‘Natural’, ‘calm’ and ‘comfortable’ are all words Japanese designer Keiichi Ito tries out before landing on one that perfectly sums up the essence of his latest venture: ‘Kinobi – which means functional beauty.’ Ito is describing Japan’s first MUJI HOTEL, which opened its doors last week in Tokyo’s upmarket shopping district Ginza. MUJI HOTEL GINZA – the third globally after Shenzhen and Beijing opened last year – is a major new venture by the Japanese company famed for its no-brand philosophy, clean-lined minimalism and unfussy contemporary design.

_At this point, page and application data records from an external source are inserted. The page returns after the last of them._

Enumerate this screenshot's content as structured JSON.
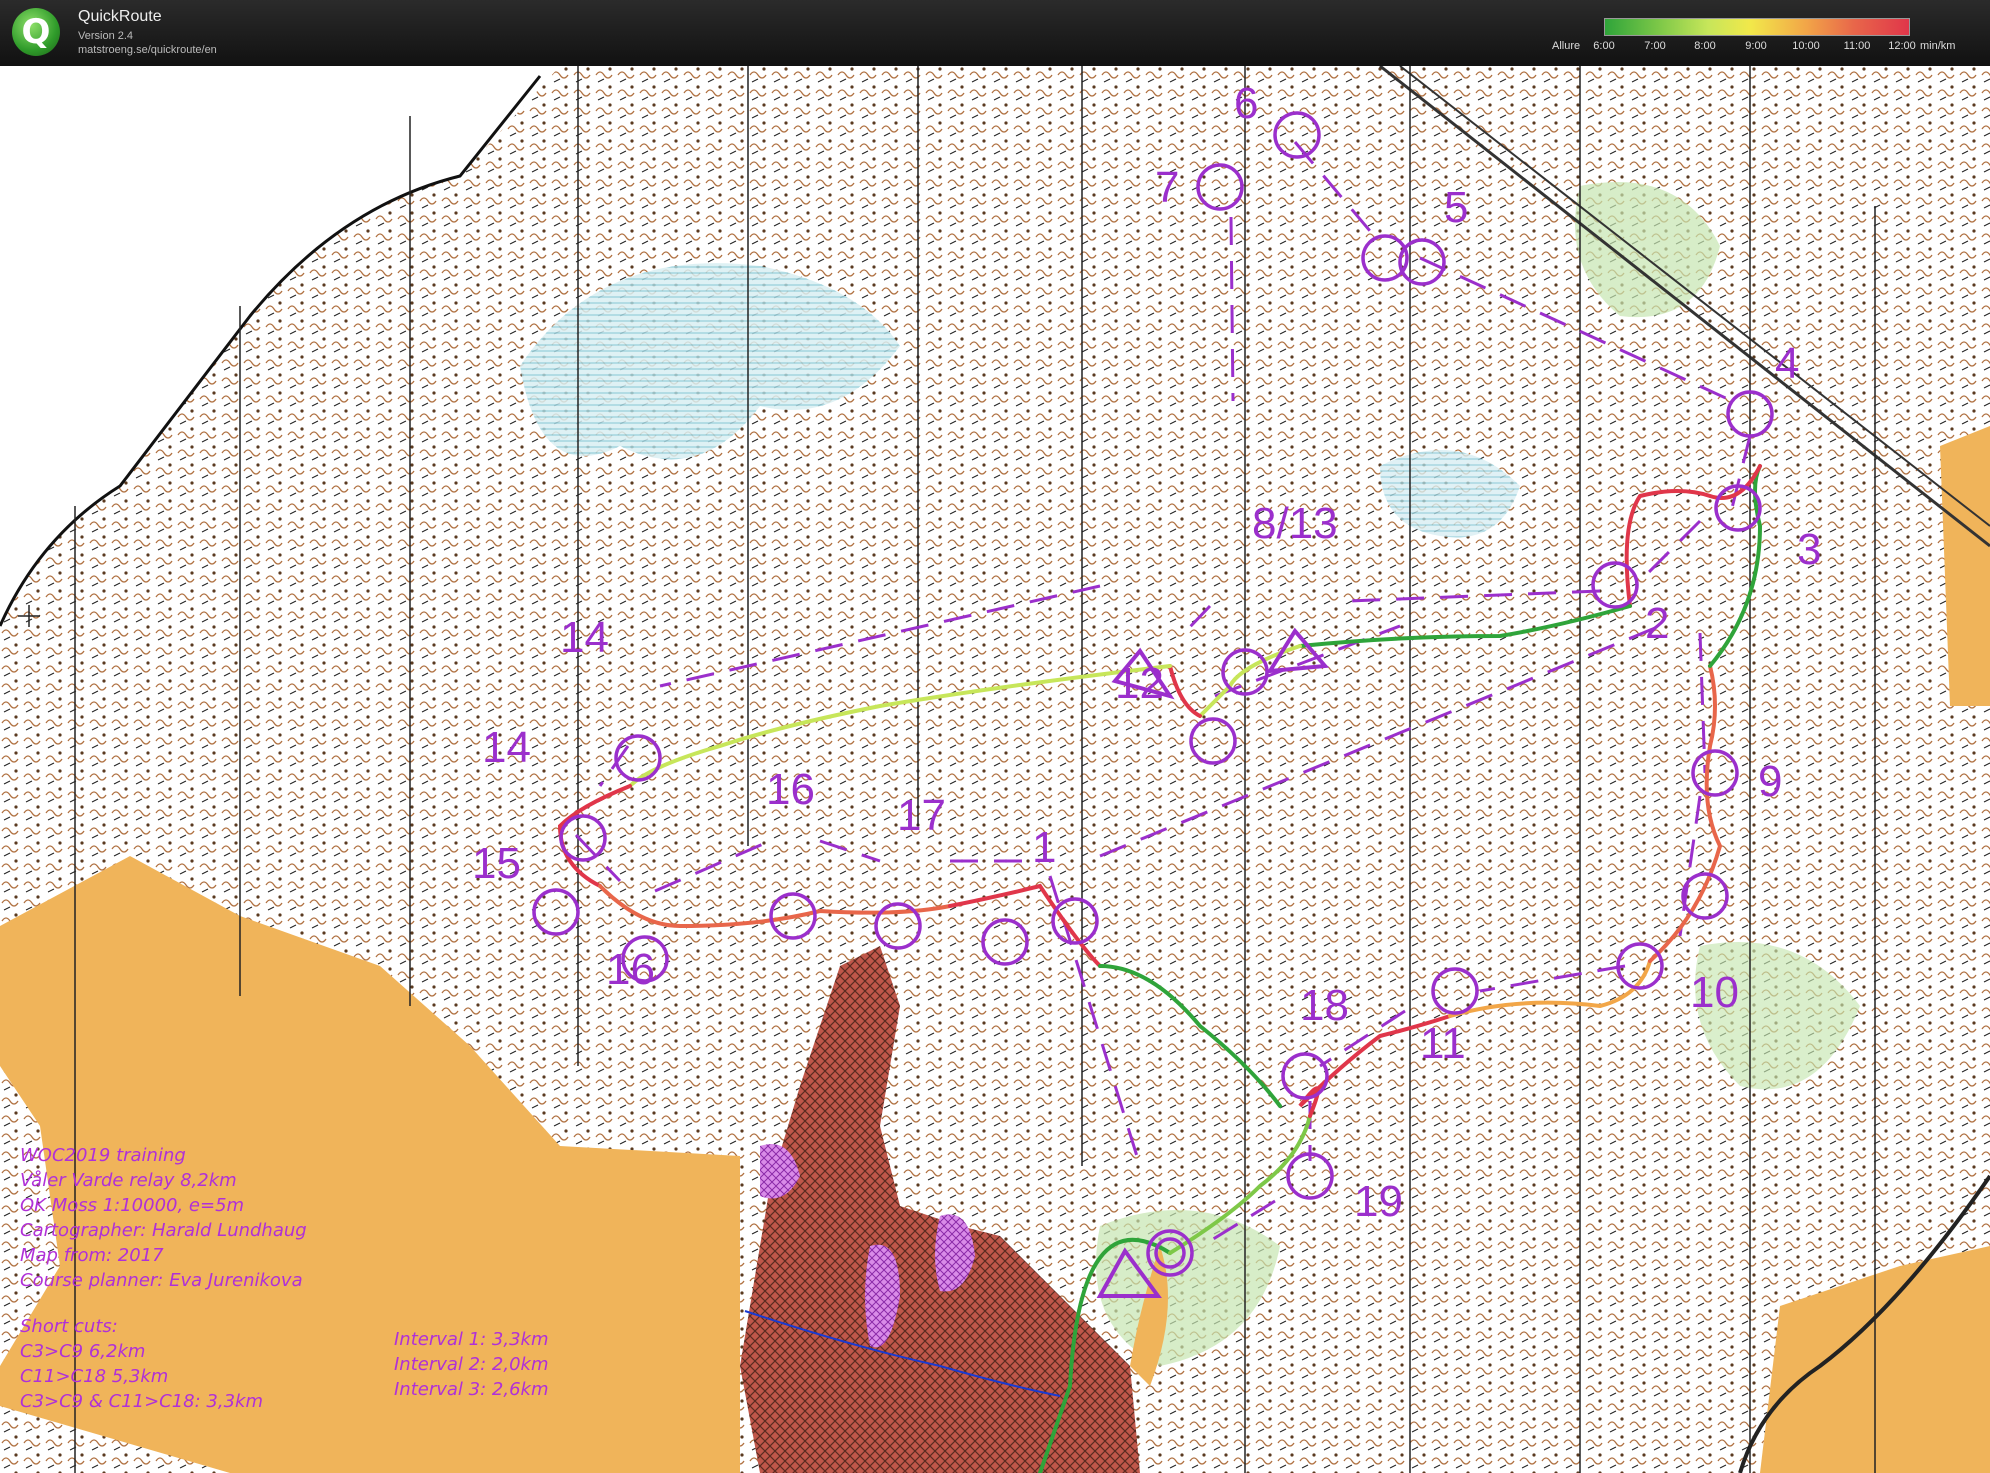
{
  "app": {
    "name": "QuickRoute",
    "version": "Version 2.4",
    "url": "matstroeng.se/quickroute/en"
  },
  "pace_legend": {
    "label": "Allure",
    "ticks": [
      "6:00",
      "7:00",
      "8:00",
      "9:00",
      "10:00",
      "11:00",
      "12:00"
    ],
    "unit": "min/km",
    "colors": [
      "#2fa43a",
      "#c7e65a",
      "#f2e84a",
      "#f2a648",
      "#e0364a"
    ]
  },
  "controls": [
    "14",
    "14",
    "15",
    "16",
    "16",
    "17",
    "1",
    "12",
    "8/13",
    "7",
    "6",
    "5",
    "4",
    "3",
    "2",
    "9",
    "10",
    "11",
    "18",
    "19"
  ],
  "info_block": {
    "lines": [
      "WOC2019 training",
      "Våler Varde relay 8,2km",
      "OK Moss 1:10000, e=5m",
      "Cartographer: Harald Lundhaug",
      "Map from: 2017",
      "Course planner: Eva Jurenikova"
    ],
    "shortcuts_title": "Short cuts:",
    "shortcuts": [
      "C3>C9 6,2km",
      "C11>C18 5,3km",
      "C3>C9 & C11>C18: 3,3km"
    ],
    "intervals": [
      "Interval 1: 3,3km",
      "Interval 2: 2,0km",
      "Interval 3: 2,6km"
    ]
  },
  "colors": {
    "course": "#9b2fcc",
    "open_land": "#f0b45a",
    "settlement": "#b84a3a",
    "marsh": "#7cc8d8",
    "vegetation": "#a8d88a",
    "contour": "#b07040"
  }
}
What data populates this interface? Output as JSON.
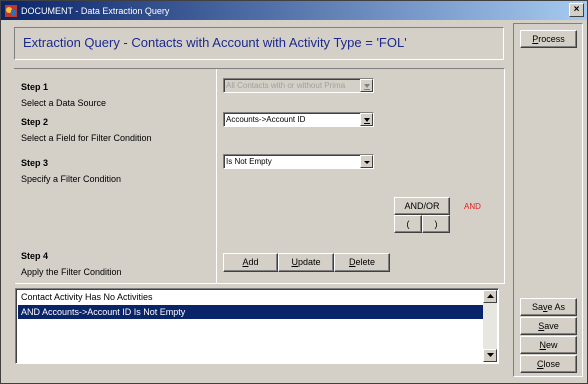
{
  "window": {
    "title": "DOCUMENT - Data Extraction Query",
    "close_label": "×"
  },
  "header": {
    "title": "Extraction Query - Contacts with Account with Activity Type = 'FOL'"
  },
  "steps": [
    {
      "title": "Step 1",
      "desc": "Select a Data Source"
    },
    {
      "title": "Step 2",
      "desc": "Select a Field for Filter Condition"
    },
    {
      "title": "Step 3",
      "desc": "Specify a Filter Condition"
    },
    {
      "title": "Step 4",
      "desc": "Apply the Filter Condition"
    }
  ],
  "data_source": {
    "value": "All Contacts with or without Prima",
    "enabled": false
  },
  "filter_field": {
    "value": "Accounts->Account ID"
  },
  "filter_condition": {
    "value": "Is Not Empty"
  },
  "logic": {
    "andor_label": "AND/OR",
    "open_paren": "(",
    "close_paren": ")",
    "current": "AND"
  },
  "actions": {
    "add": {
      "pre": "",
      "u": "A",
      "post": "dd"
    },
    "update": {
      "pre": "",
      "u": "U",
      "post": "pdate"
    },
    "delete": {
      "pre": "",
      "u": "D",
      "post": "elete"
    }
  },
  "conditions": [
    {
      "text": "Contact Activity Has No Activities",
      "selected": false
    },
    {
      "text": "AND Accounts->Account ID Is Not Empty",
      "selected": true
    }
  ],
  "sidebar": {
    "process": {
      "pre": "",
      "u": "P",
      "post": "rocess"
    },
    "save_as": {
      "pre": "Sa",
      "u": "v",
      "post": "e As"
    },
    "save": {
      "pre": "",
      "u": "S",
      "post": "ave"
    },
    "new": {
      "pre": "",
      "u": "N",
      "post": "ew"
    },
    "close": {
      "pre": "",
      "u": "C",
      "post": "lose"
    }
  },
  "colors": {
    "title_gradient_start": "#0a246a",
    "header_text": "#1c2a8c",
    "and_indicator": "#e02020",
    "selection": "#0a246a"
  }
}
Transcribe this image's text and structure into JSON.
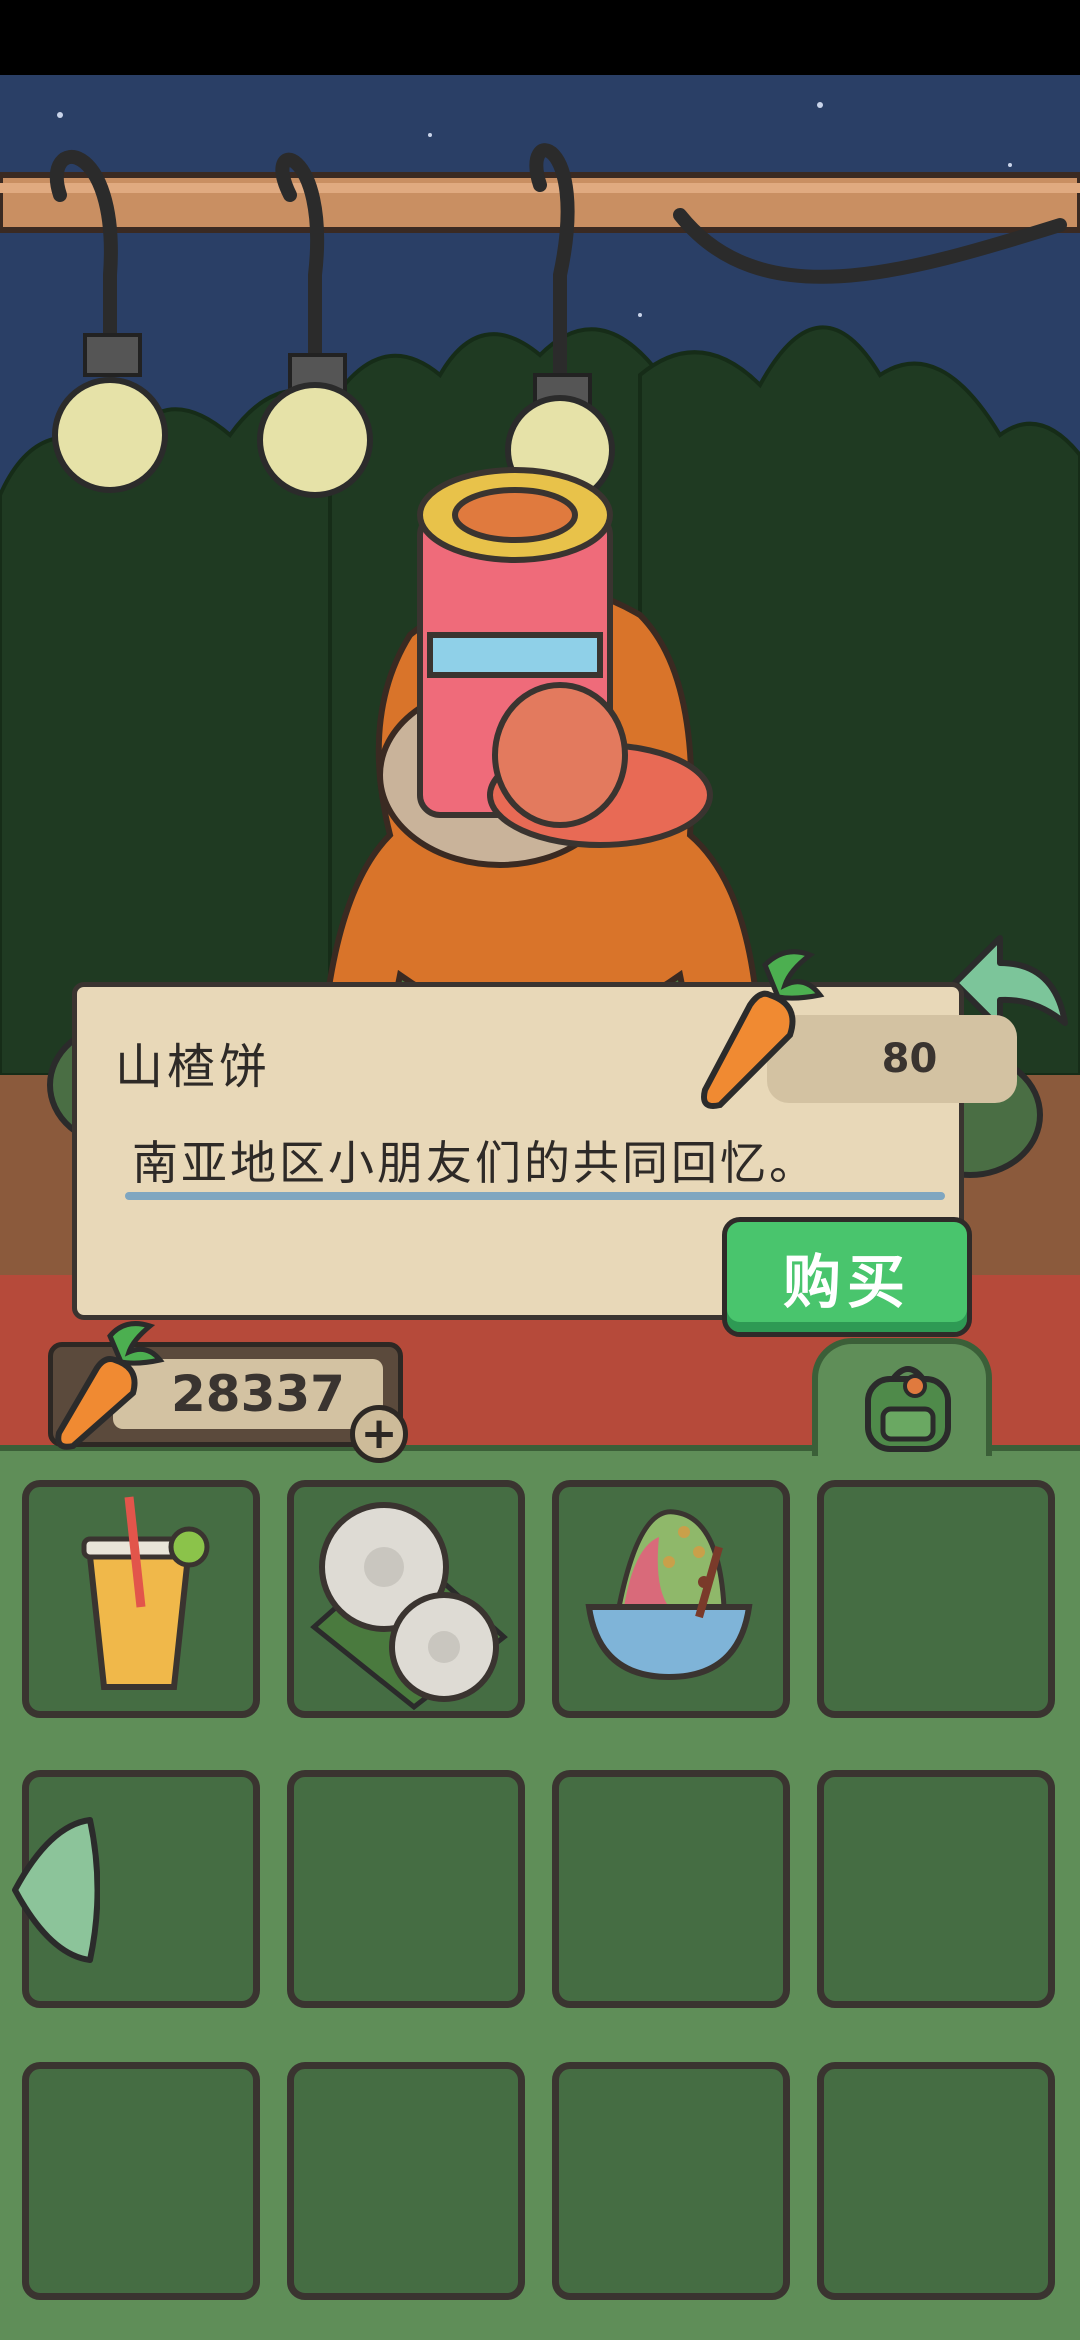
{
  "shop": {
    "item_name": "山楂饼",
    "item_price": "80",
    "item_description": "南亚地区小朋友们的共同回忆。",
    "buy_label": "购买"
  },
  "wallet": {
    "carrots": "28337"
  },
  "icons": {
    "carrot": "carrot-icon",
    "back": "back-arrow-icon",
    "plus": "plus-icon",
    "backpack": "backpack-icon",
    "page_left": "left-arrow-icon"
  },
  "inventory": {
    "slots": [
      "iced-drink",
      "steamed-buns",
      "shaved-ice-dessert",
      "",
      "",
      "",
      "",
      "",
      "",
      "",
      "",
      ""
    ]
  },
  "colors": {
    "buy_button": "#49c56d",
    "dialog_bg": "#e8d8b8",
    "inventory_bg": "#5f8e58",
    "slot_bg": "#456d43"
  }
}
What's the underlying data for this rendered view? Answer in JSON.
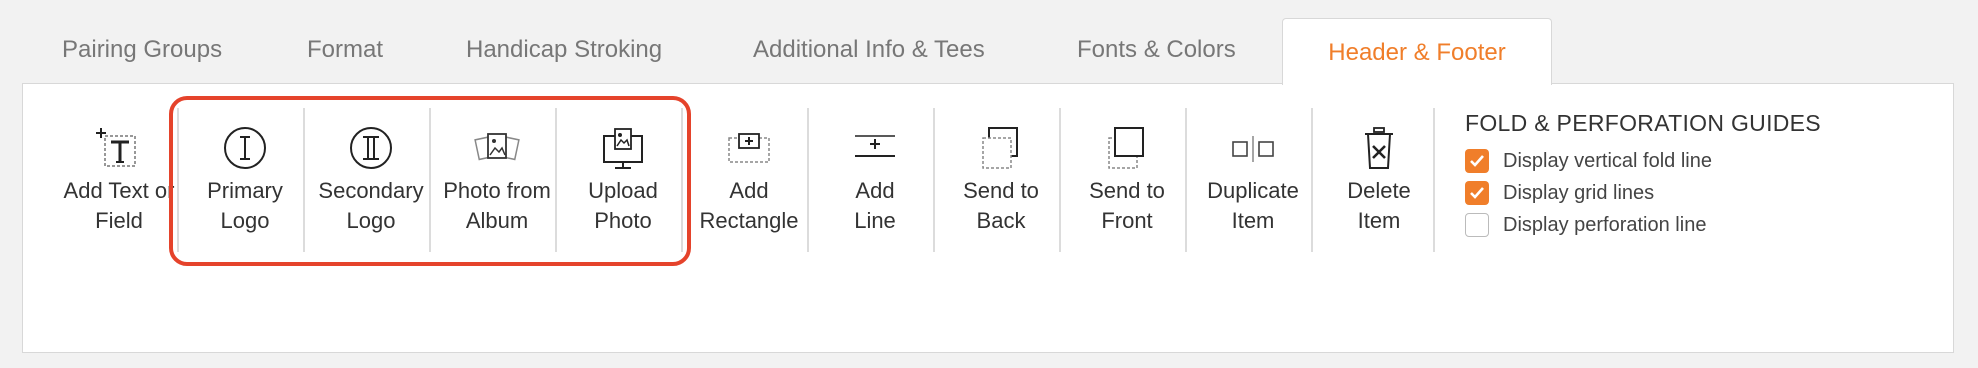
{
  "tabs": [
    {
      "label": "Pairing Groups",
      "active": false
    },
    {
      "label": "Format",
      "active": false
    },
    {
      "label": "Handicap Stroking",
      "active": false
    },
    {
      "label": "Additional Info & Tees",
      "active": false
    },
    {
      "label": "Fonts & Colors",
      "active": false
    },
    {
      "label": "Header & Footer",
      "active": true
    }
  ],
  "toolbar": {
    "tools": [
      {
        "label": "Add Text or\nField",
        "icon": "add-text-icon"
      },
      {
        "label": "Primary\nLogo",
        "icon": "primary-logo-icon"
      },
      {
        "label": "Secondary\nLogo",
        "icon": "secondary-logo-icon"
      },
      {
        "label": "Photo from\nAlbum",
        "icon": "photo-album-icon"
      },
      {
        "label": "Upload\nPhoto",
        "icon": "upload-photo-icon"
      },
      {
        "label": "Add\nRectangle",
        "icon": "add-rectangle-icon"
      },
      {
        "label": "Add\nLine",
        "icon": "add-line-icon"
      },
      {
        "label": "Send to\nBack",
        "icon": "send-to-back-icon"
      },
      {
        "label": "Send to\nFront",
        "icon": "send-to-front-icon"
      },
      {
        "label": "Duplicate\nItem",
        "icon": "duplicate-icon"
      },
      {
        "label": "Delete\nItem",
        "icon": "trash-icon"
      }
    ]
  },
  "guides": {
    "title": "FOLD & PERFORATION GUIDES",
    "options": [
      {
        "label": "Display vertical fold line",
        "checked": true
      },
      {
        "label": "Display grid lines",
        "checked": true
      },
      {
        "label": "Display perforation line",
        "checked": false
      }
    ]
  },
  "colors": {
    "accent": "#f07e2a",
    "highlight": "#e5432b"
  }
}
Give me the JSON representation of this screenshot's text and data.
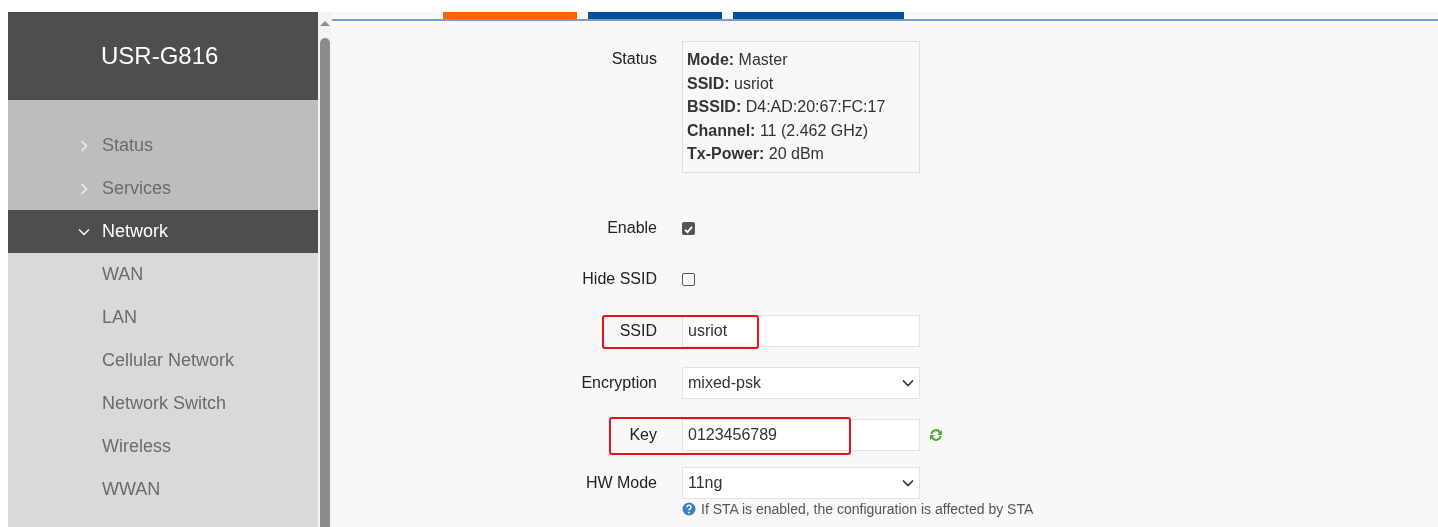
{
  "sidebar": {
    "title": "USR-G816",
    "items": [
      {
        "label": "Status",
        "expanded": false,
        "selected": false
      },
      {
        "label": "Services",
        "expanded": false,
        "selected": false
      },
      {
        "label": "Network",
        "expanded": true,
        "selected": true,
        "children": [
          {
            "label": "WAN"
          },
          {
            "label": "LAN"
          },
          {
            "label": "Cellular Network"
          },
          {
            "label": "Network Switch"
          },
          {
            "label": "Wireless"
          },
          {
            "label": "WWAN"
          }
        ]
      }
    ]
  },
  "tabs": [
    {
      "selected": true
    },
    {
      "selected": false
    },
    {
      "selected": false
    }
  ],
  "form": [
    {
      "kind": "status",
      "label": "Status",
      "lines": [
        "**Mode:** Master",
        "**SSID:** usriot",
        "**BSSID:** D4:AD:20:67:FC:17",
        "**Channel:** 11 (2.462 GHz)",
        "**Tx-Power:** 20 dBm"
      ]
    },
    {
      "kind": "checkbox",
      "label": "Enable",
      "checked": true
    },
    {
      "kind": "checkbox",
      "label": "Hide SSID",
      "checked": false
    },
    {
      "kind": "text",
      "label": "SSID",
      "value": "usriot",
      "highlighted": true
    },
    {
      "kind": "select",
      "label": "Encryption",
      "value": "mixed-psk"
    },
    {
      "kind": "key",
      "label": "Key",
      "value": "0123456789",
      "highlighted": true
    },
    {
      "kind": "select",
      "label": "HW Mode",
      "value": "11ng",
      "hint": "If STA is enabled, the configuration is affected by STA"
    }
  ]
}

All three MUJI hotels share the concepts ‘anti-gorgeous’ and ‘anti-cheap’ – which perhaps sound a little better in Japanese than English, but are best embodied in the low-key simplicity of the hotel interiors. The Tokyo hotel – designed and managed by UDS (also behind CLASKA hotel, among others) – spans the top five floors of a new 10-storey building, and features 79 guestrooms, WA restaurant serving regional cuisine and the world’s largest MUJI flagship store just underneath it. ‘We’ve used plenty of natural materials and textures – wood, soil, fabric, stones,’ explains Ito from UDS, who along with being the hotel’s designer is also its general manager (he also designed Beijing’s MUJI HOTEL). ‘We wanted to create the atmosphere of a cosy and relaxed home. Ginza is such a busy place and we imagine guests will be tired when they return to the hotel, so we wanted to make them feel comfortable and relaxed. Other Ginza hotels have too much design – this is very different.’ A glance around the seventh-floor guestroom where we had our interview confirms this: around us are warm oak walls, light linen curtains, soft modern lighting and a textured sheep’s wool carpet that I can’t resist touching. ‘I try to use materials that people want to touch,’ smiles Ito.
Courtesy of Designanthologymag